__About this exercise__
Reproduce every line in the listing that contains the word "recording".

__Data to examine__
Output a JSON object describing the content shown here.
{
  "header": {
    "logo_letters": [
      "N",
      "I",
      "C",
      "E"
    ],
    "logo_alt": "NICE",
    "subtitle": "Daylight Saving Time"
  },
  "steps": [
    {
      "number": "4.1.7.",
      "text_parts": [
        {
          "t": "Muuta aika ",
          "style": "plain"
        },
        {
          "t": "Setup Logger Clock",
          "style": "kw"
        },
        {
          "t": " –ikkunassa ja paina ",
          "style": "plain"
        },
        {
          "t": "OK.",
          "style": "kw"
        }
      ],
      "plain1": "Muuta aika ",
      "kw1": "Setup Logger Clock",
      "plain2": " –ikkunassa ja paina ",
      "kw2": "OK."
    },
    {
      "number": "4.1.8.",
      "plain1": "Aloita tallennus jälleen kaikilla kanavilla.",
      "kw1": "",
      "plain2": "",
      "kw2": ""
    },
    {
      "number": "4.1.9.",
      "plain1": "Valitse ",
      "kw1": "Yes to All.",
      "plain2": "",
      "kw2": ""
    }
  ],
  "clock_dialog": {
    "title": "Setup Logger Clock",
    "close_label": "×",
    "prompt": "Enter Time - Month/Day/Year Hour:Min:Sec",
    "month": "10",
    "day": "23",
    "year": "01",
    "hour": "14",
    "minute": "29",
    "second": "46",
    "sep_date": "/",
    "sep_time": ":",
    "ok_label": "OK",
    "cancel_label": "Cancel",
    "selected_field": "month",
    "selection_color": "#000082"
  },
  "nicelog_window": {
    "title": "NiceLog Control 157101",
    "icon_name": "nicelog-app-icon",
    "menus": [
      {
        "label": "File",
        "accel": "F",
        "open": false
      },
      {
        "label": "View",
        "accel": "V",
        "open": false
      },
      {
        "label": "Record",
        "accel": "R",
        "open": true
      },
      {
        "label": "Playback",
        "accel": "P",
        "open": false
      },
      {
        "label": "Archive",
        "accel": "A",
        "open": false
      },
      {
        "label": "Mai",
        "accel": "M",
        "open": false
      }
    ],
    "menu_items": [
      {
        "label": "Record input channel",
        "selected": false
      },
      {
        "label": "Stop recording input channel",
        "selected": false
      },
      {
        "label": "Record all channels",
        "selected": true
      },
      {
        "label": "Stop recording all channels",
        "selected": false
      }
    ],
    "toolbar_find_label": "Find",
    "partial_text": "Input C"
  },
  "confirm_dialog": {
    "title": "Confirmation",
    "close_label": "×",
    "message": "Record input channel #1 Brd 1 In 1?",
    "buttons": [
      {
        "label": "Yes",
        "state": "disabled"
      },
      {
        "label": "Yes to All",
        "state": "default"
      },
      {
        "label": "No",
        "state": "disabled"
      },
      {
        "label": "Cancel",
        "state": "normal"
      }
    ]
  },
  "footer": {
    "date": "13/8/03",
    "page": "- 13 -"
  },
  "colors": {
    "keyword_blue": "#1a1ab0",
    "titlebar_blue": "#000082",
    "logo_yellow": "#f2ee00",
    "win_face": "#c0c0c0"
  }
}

__Solution__
        "label": "Stop recording input channel",
        "label": "Stop recording all channels",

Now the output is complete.